[Entries from a dataset of interfaces]
········
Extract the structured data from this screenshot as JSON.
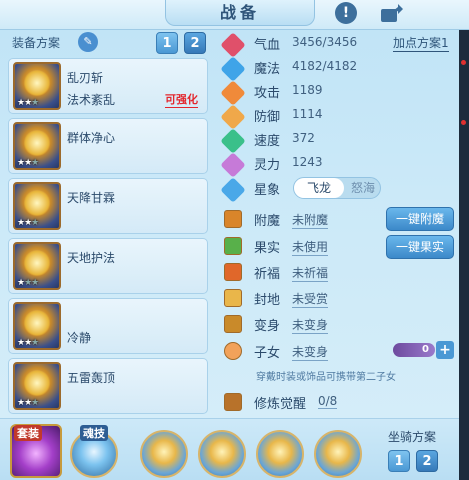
{
  "header": {
    "title": "战备"
  },
  "left": {
    "plan_label": "装备方案",
    "plan_tabs": [
      "1",
      "2"
    ],
    "skills": [
      {
        "name": "乱刃斩",
        "sub": "法术紊乱",
        "upgrade": "可强化"
      },
      {
        "name": "群体净心"
      },
      {
        "name": "天降甘霖"
      },
      {
        "name": "天地护法"
      },
      {
        "name": "冷静"
      },
      {
        "name": "五雷轰顶"
      }
    ]
  },
  "stats": {
    "scheme_link": "加点方案1",
    "rows": [
      {
        "label": "气血",
        "value": "3456/3456",
        "color": "#e0506a"
      },
      {
        "label": "魔法",
        "value": "4182/4182",
        "color": "#3fa4e8"
      },
      {
        "label": "攻击",
        "value": "1189",
        "color": "#f08a3a"
      },
      {
        "label": "防御",
        "value": "1114",
        "color": "#f0a84a"
      },
      {
        "label": "速度",
        "value": "372",
        "color": "#3ac08a"
      },
      {
        "label": "灵力",
        "value": "1243",
        "color": "#c67ad8"
      }
    ],
    "star_label": "星象",
    "star_on": "飞龙",
    "star_off": "怒海"
  },
  "slots": {
    "rows": [
      {
        "label": "附魔",
        "value": "未附魔"
      },
      {
        "label": "果实",
        "value": "未使用"
      },
      {
        "label": "祈福",
        "value": "未祈福"
      },
      {
        "label": "封地",
        "value": "未受赏"
      },
      {
        "label": "变身",
        "value": "未变身"
      },
      {
        "label": "子女",
        "value": "未变身"
      }
    ],
    "enchant_btn": "一键附魔",
    "fruit_btn": "一键果实",
    "child_count": "0",
    "hint": "穿戴时装或饰品可携带第二子女",
    "awaken_label": "修炼觉醒",
    "awaken_value": "0/8"
  },
  "bottom": {
    "suit_tag": "套装",
    "soul_tag": "魂技",
    "mount_label": "坐骑方案",
    "mount_tabs": [
      "1",
      "2"
    ]
  }
}
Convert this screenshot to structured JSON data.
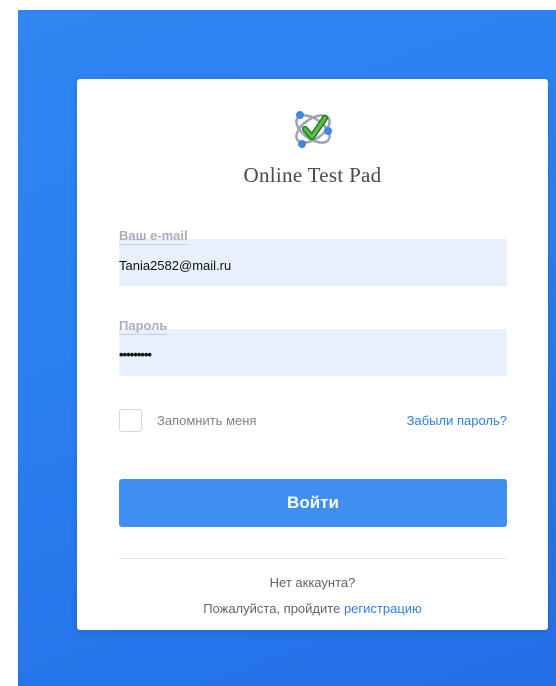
{
  "brand": {
    "logo_icon": "test-pad-logo-icon",
    "title": "Online Test Pad"
  },
  "form": {
    "email": {
      "label": "Ваш e-mail",
      "value": "Tania2582@mail.ru"
    },
    "password": {
      "label": "Пароль",
      "value": "•••••••••"
    },
    "remember_label": "Запомнить меня",
    "forgot_label": "Забыли пароль?",
    "submit_label": "Войти"
  },
  "footer": {
    "no_account": "Нет аккаунта?",
    "register_prefix": "Пожалуйста, пройдите",
    "register_link": "регистрацию"
  },
  "colors": {
    "background": "#2a7ff0",
    "button": "#3f8ef2",
    "link": "#2f7fe3",
    "input_bg": "#e8f0fe"
  }
}
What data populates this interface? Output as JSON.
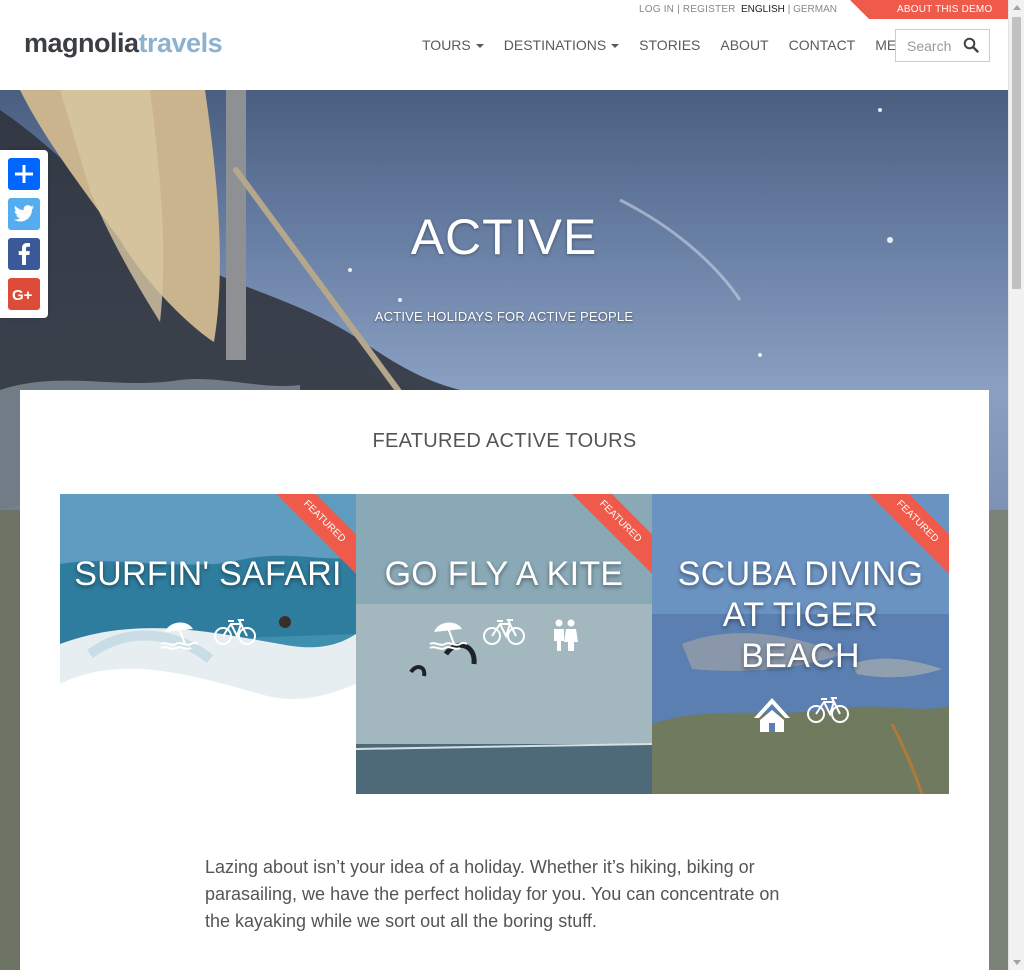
{
  "topbar": {
    "login": "LOG IN",
    "separator": "|",
    "register": "REGISTER",
    "lang_active": "ENGLISH",
    "lang_other": "GERMAN",
    "demo": "ABOUT THIS DEMO"
  },
  "logo": {
    "part1": "magnolia",
    "part2": "travels"
  },
  "nav": {
    "tours": "TOURS",
    "destinations": "DESTINATIONS",
    "stories": "STORIES",
    "about": "ABOUT",
    "contact": "CONTACT",
    "members": "MEMBERS"
  },
  "search": {
    "placeholder": "Search"
  },
  "hero": {
    "title": "ACTIVE",
    "subtitle": "ACTIVE HOLIDAYS FOR ACTIVE PEOPLE"
  },
  "share": {
    "items": [
      "share-icon",
      "twitter-icon",
      "facebook-icon",
      "google-plus-icon"
    ],
    "colors": {
      "share": "#0166ff",
      "twitter": "#55acee",
      "facebook": "#3b5998",
      "google": "#dd4b39"
    }
  },
  "section": {
    "title": "FEATURED ACTIVE TOURS"
  },
  "cards": [
    {
      "title": "SURFIN' SAFARI",
      "badge": "FEATURED",
      "icons": [
        "beach-icon",
        "bicycle-icon"
      ]
    },
    {
      "title": "GO FLY A KITE",
      "badge": "FEATURED",
      "icons": [
        "beach-icon",
        "bicycle-icon",
        "couple-icon"
      ]
    },
    {
      "title": "SCUBA DIVING AT TIGER BEACH",
      "badge": "FEATURED",
      "icons": [
        "mountain-cabin-icon",
        "bicycle-icon"
      ]
    }
  ],
  "intro": "Lazing about isn’t your idea of a holiday. Whether it’s hiking, biking or parasailing, we have the perfect holiday for you. You can concentrate on the kayaking while we sort out all the boring stuff.",
  "colors": {
    "accent": "#f05a4a",
    "logo_dark": "#3b3f44",
    "logo_light": "#8db2cf"
  }
}
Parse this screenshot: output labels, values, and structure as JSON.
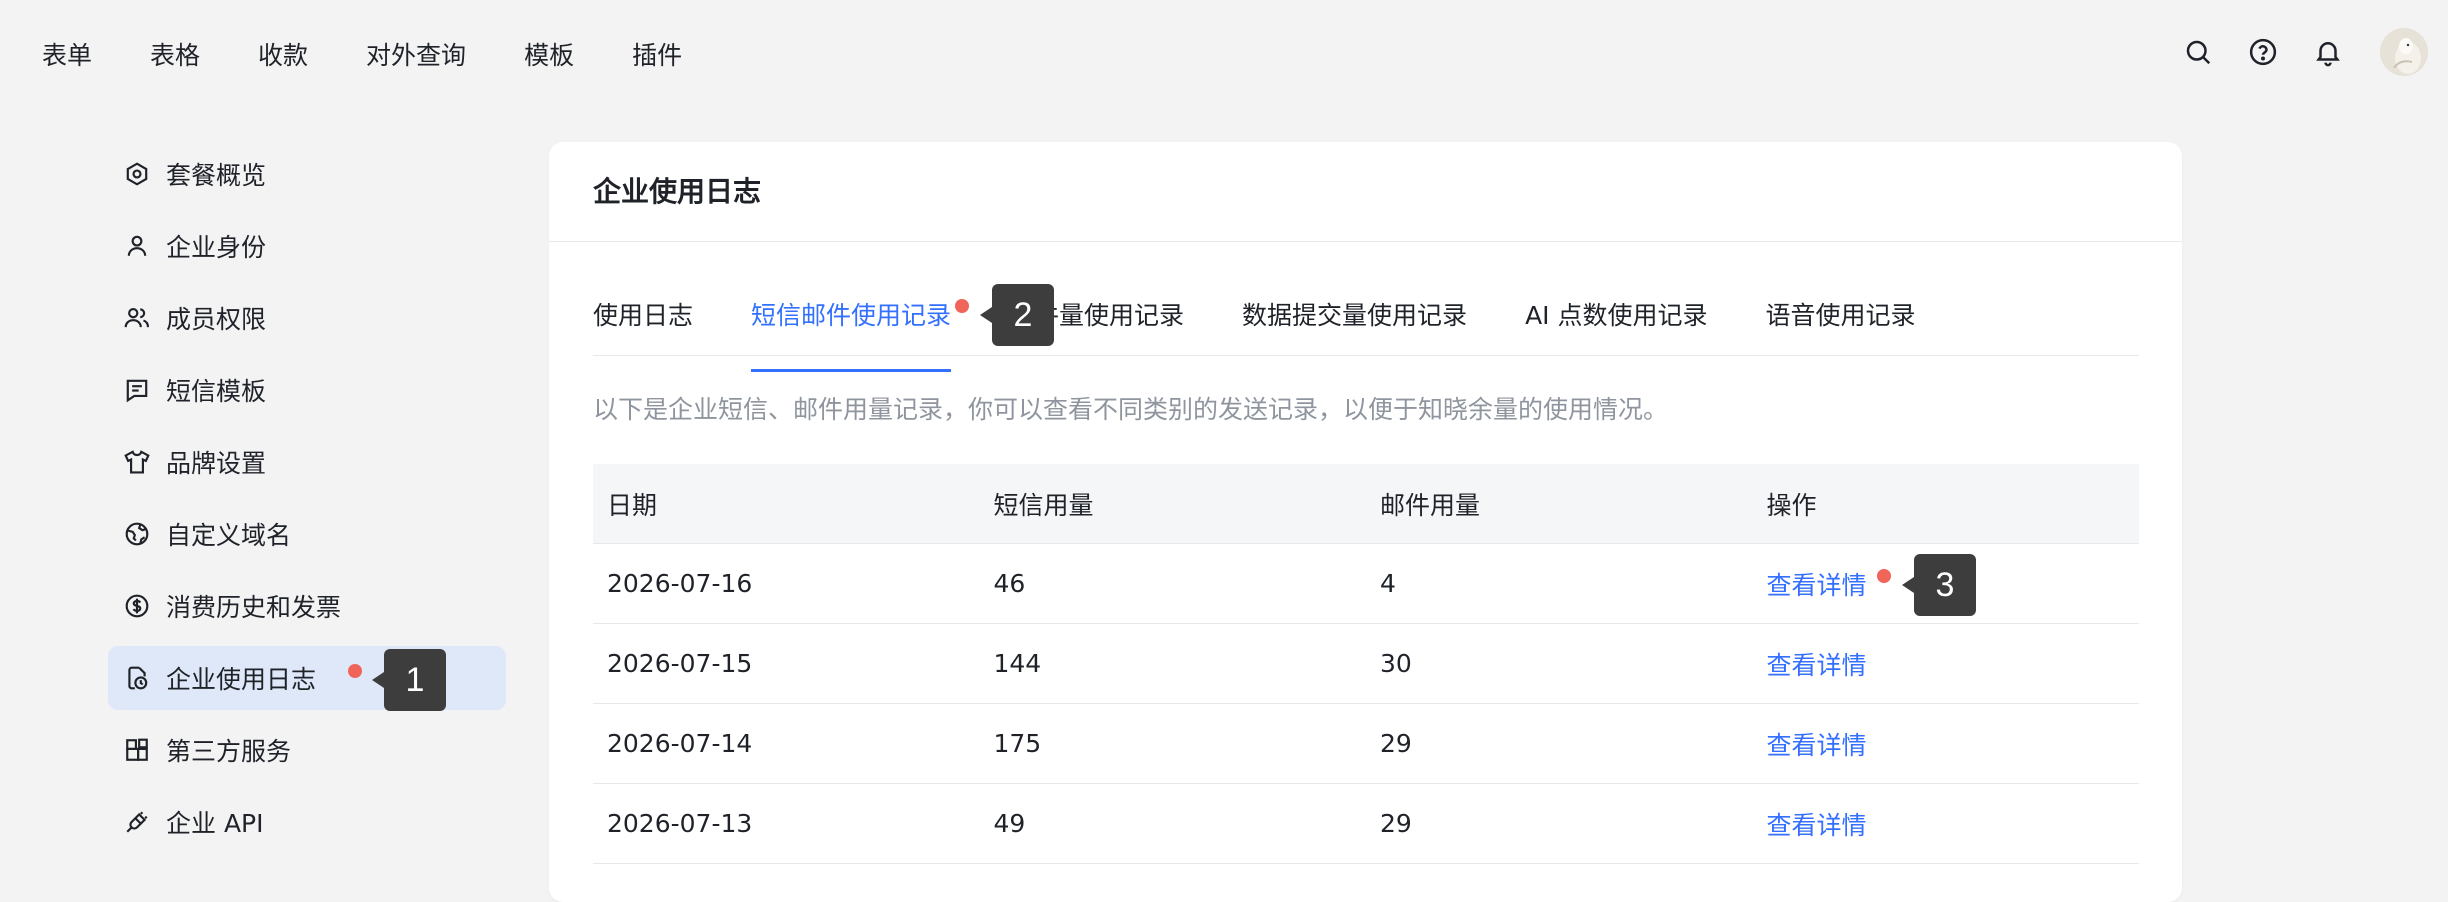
{
  "topnav": {
    "menu": [
      "表单",
      "表格",
      "收款",
      "对外查询",
      "模板",
      "插件"
    ],
    "icons": [
      "search-icon",
      "help-icon",
      "bell-icon"
    ]
  },
  "sidebar": {
    "items": [
      {
        "label": "套餐概览",
        "icon": "package-icon"
      },
      {
        "label": "企业身份",
        "icon": "user-icon"
      },
      {
        "label": "成员权限",
        "icon": "users-icon"
      },
      {
        "label": "短信模板",
        "icon": "message-icon"
      },
      {
        "label": "品牌设置",
        "icon": "shirt-icon"
      },
      {
        "label": "自定义域名",
        "icon": "globe-icon"
      },
      {
        "label": "消费历史和发票",
        "icon": "dollar-icon"
      },
      {
        "label": "企业使用日志",
        "icon": "log-icon",
        "active": true
      },
      {
        "label": "第三方服务",
        "icon": "apps-icon"
      },
      {
        "label": "企业 API",
        "icon": "plug-icon"
      }
    ]
  },
  "main": {
    "title": "企业使用日志",
    "tabs": [
      "使用日志",
      "短信邮件使用记录",
      "附件量使用记录",
      "数据提交量使用记录",
      "AI 点数使用记录",
      "语音使用记录"
    ],
    "active_tab": 1,
    "description": "以下是企业短信、邮件用量记录，你可以查看不同类别的发送记录，以便于知晓余量的使用情况。",
    "table": {
      "headers": [
        "日期",
        "短信用量",
        "邮件用量",
        "操作"
      ],
      "rows": [
        {
          "date": "2026-07-16",
          "sms": "46",
          "email": "4",
          "action": "查看详情"
        },
        {
          "date": "2026-07-15",
          "sms": "144",
          "email": "30",
          "action": "查看详情"
        },
        {
          "date": "2026-07-14",
          "sms": "175",
          "email": "29",
          "action": "查看详情"
        },
        {
          "date": "2026-07-13",
          "sms": "49",
          "email": "29",
          "action": "查看详情"
        }
      ]
    }
  },
  "markers": [
    "1",
    "2",
    "3"
  ],
  "colors": {
    "accent": "#3370ff",
    "active_bg": "#dfe8f8",
    "marker_dot": "#f0645a"
  }
}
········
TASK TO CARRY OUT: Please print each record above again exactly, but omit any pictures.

COMPLETED TASK:
Extract the structured data from this screenshot as JSON.
{
  "header": {
    "title": "战备"
  },
  "left": {
    "plan_label": "装备方案",
    "plan_tabs": [
      "1",
      "2"
    ],
    "skills": [
      {
        "name": "乱刃斩",
        "sub": "法术紊乱",
        "upgrade": "可强化"
      },
      {
        "name": "群体净心"
      },
      {
        "name": "天降甘霖"
      },
      {
        "name": "天地护法"
      },
      {
        "name": "冷静"
      },
      {
        "name": "五雷轰顶"
      }
    ]
  },
  "stats": {
    "scheme_link": "加点方案1",
    "rows": [
      {
        "label": "气血",
        "value": "3456/3456",
        "color": "#e0506a"
      },
      {
        "label": "魔法",
        "value": "4182/4182",
        "color": "#3fa4e8"
      },
      {
        "label": "攻击",
        "value": "1189",
        "color": "#f08a3a"
      },
      {
        "label": "防御",
        "value": "1114",
        "color": "#f0a84a"
      },
      {
        "label": "速度",
        "value": "372",
        "color": "#3ac08a"
      },
      {
        "label": "灵力",
        "value": "1243",
        "color": "#c67ad8"
      }
    ],
    "star_label": "星象",
    "star_on": "飞龙",
    "star_off": "怒海"
  },
  "slots": {
    "rows": [
      {
        "label": "附魔",
        "value": "未附魔"
      },
      {
        "label": "果实",
        "value": "未使用"
      },
      {
        "label": "祈福",
        "value": "未祈福"
      },
      {
        "label": "封地",
        "value": "未受赏"
      },
      {
        "label": "变身",
        "value": "未变身"
      },
      {
        "label": "子女",
        "value": "未变身"
      }
    ],
    "enchant_btn": "一键附魔",
    "fruit_btn": "一键果实",
    "child_count": "0",
    "hint": "穿戴时装或饰品可携带第二子女",
    "awaken_label": "修炼觉醒",
    "awaken_value": "0/8"
  },
  "bottom": {
    "suit_tag": "套装",
    "soul_tag": "魂技",
    "mount_label": "坐骑方案",
    "mount_tabs": [
      "1",
      "2"
    ]
  }
}
Convert this screenshot to structured JSON data.
{
  "brand": {
    "logo_icon": "test-pad-logo-icon",
    "title": "Online Test Pad"
  },
  "form": {
    "email": {
      "label": "Ваш e-mail",
      "value": "Tania2582@mail.ru"
    },
    "password": {
      "label": "Пароль",
      "value": "•••••••••"
    },
    "remember_label": "Запомнить меня",
    "forgot_label": "Забыли пароль?",
    "submit_label": "Войти"
  },
  "footer": {
    "no_account": "Нет аккаунта?",
    "register_prefix": "Пожалуйста, пройдите",
    "register_link": "регистрацию"
  },
  "colors": {
    "background": "#2a7ff0",
    "button": "#3f8ef2",
    "link": "#2f7fe3",
    "input_bg": "#e8f0fe"
  }
}
What data populates this interface? Output as JSON.
{
  "topbar": {
    "login": "LOG IN",
    "separator": "|",
    "register": "REGISTER",
    "lang_active": "ENGLISH",
    "lang_other": "GERMAN",
    "demo": "ABOUT THIS DEMO"
  },
  "logo": {
    "part1": "magnolia",
    "part2": "travels"
  },
  "nav": {
    "tours": "TOURS",
    "destinations": "DESTINATIONS",
    "stories": "STORIES",
    "about": "ABOUT",
    "contact": "CONTACT",
    "members": "MEMBERS"
  },
  "search": {
    "placeholder": "Search"
  },
  "hero": {
    "title": "ACTIVE",
    "subtitle": "ACTIVE HOLIDAYS FOR ACTIVE PEOPLE"
  },
  "share": {
    "items": [
      "share-icon",
      "twitter-icon",
      "facebook-icon",
      "google-plus-icon"
    ],
    "colors": {
      "share": "#0166ff",
      "twitter": "#55acee",
      "facebook": "#3b5998",
      "google": "#dd4b39"
    }
  },
  "section": {
    "title": "FEATURED ACTIVE TOURS"
  },
  "cards": [
    {
      "title": "SURFIN' SAFARI",
      "badge": "FEATURED",
      "icons": [
        "beach-icon",
        "bicycle-icon"
      ]
    },
    {
      "title": "GO FLY A KITE",
      "badge": "FEATURED",
      "icons": [
        "beach-icon",
        "bicycle-icon",
        "couple-icon"
      ]
    },
    {
      "title": "SCUBA DIVING AT TIGER BEACH",
      "badge": "FEATURED",
      "icons": [
        "mountain-cabin-icon",
        "bicycle-icon"
      ]
    }
  ],
  "intro": "Lazing about isn’t your idea of a holiday. Whether it’s hiking, biking or parasailing, we have the perfect holiday for you. You can concentrate on the kayaking while we sort out all the boring stuff.",
  "colors": {
    "accent": "#f05a4a",
    "logo_dark": "#3b3f44",
    "logo_light": "#8db2cf"
  }
}
Parse this screenshot: output labels, values, and structure as JSON.
{
  "topnav": {
    "menu": [
      "表单",
      "表格",
      "收款",
      "对外查询",
      "模板",
      "插件"
    ],
    "icons": [
      "search-icon",
      "help-icon",
      "bell-icon"
    ]
  },
  "sidebar": {
    "items": [
      {
        "label": "套餐概览",
        "icon": "package-icon"
      },
      {
        "label": "企业身份",
        "icon": "user-icon"
      },
      {
        "label": "成员权限",
        "icon": "users-icon"
      },
      {
        "label": "短信模板",
        "icon": "message-icon"
      },
      {
        "label": "品牌设置",
        "icon": "shirt-icon"
      },
      {
        "label": "自定义域名",
        "icon": "globe-icon"
      },
      {
        "label": "消费历史和发票",
        "icon": "dollar-icon"
      },
      {
        "label": "企业使用日志",
        "icon": "log-icon",
        "active": true
      },
      {
        "label": "第三方服务",
        "icon": "apps-icon"
      },
      {
        "label": "企业 API",
        "icon": "plug-icon"
      }
    ]
  },
  "main": {
    "title": "企业使用日志",
    "tabs": [
      "使用日志",
      "短信邮件使用记录",
      "附件量使用记录",
      "数据提交量使用记录",
      "AI 点数使用记录",
      "语音使用记录"
    ],
    "active_tab": 1,
    "description": "以下是企业短信、邮件用量记录，你可以查看不同类别的发送记录，以便于知晓余量的使用情况。",
    "table": {
      "headers": [
        "日期",
        "短信用量",
        "邮件用量",
        "操作"
      ],
      "rows": [
        {
          "date": "2026-07-16",
          "sms": "46",
          "email": "4",
          "action": "查看详情"
        },
        {
          "date": "2026-07-15",
          "sms": "144",
          "email": "30",
          "action": "查看详情"
        },
        {
          "date": "2026-07-14",
          "sms": "175",
          "email": "29",
          "action": "查看详情"
        },
        {
          "date": "2026-07-13",
          "sms": "49",
          "email": "29",
          "action": "查看详情"
        }
      ]
    }
  },
  "markers": [
    "1",
    "2",
    "3"
  ],
  "colors": {
    "accent": "#3370ff",
    "active_bg": "#dfe8f8",
    "marker_dot": "#f0645a"
  }
}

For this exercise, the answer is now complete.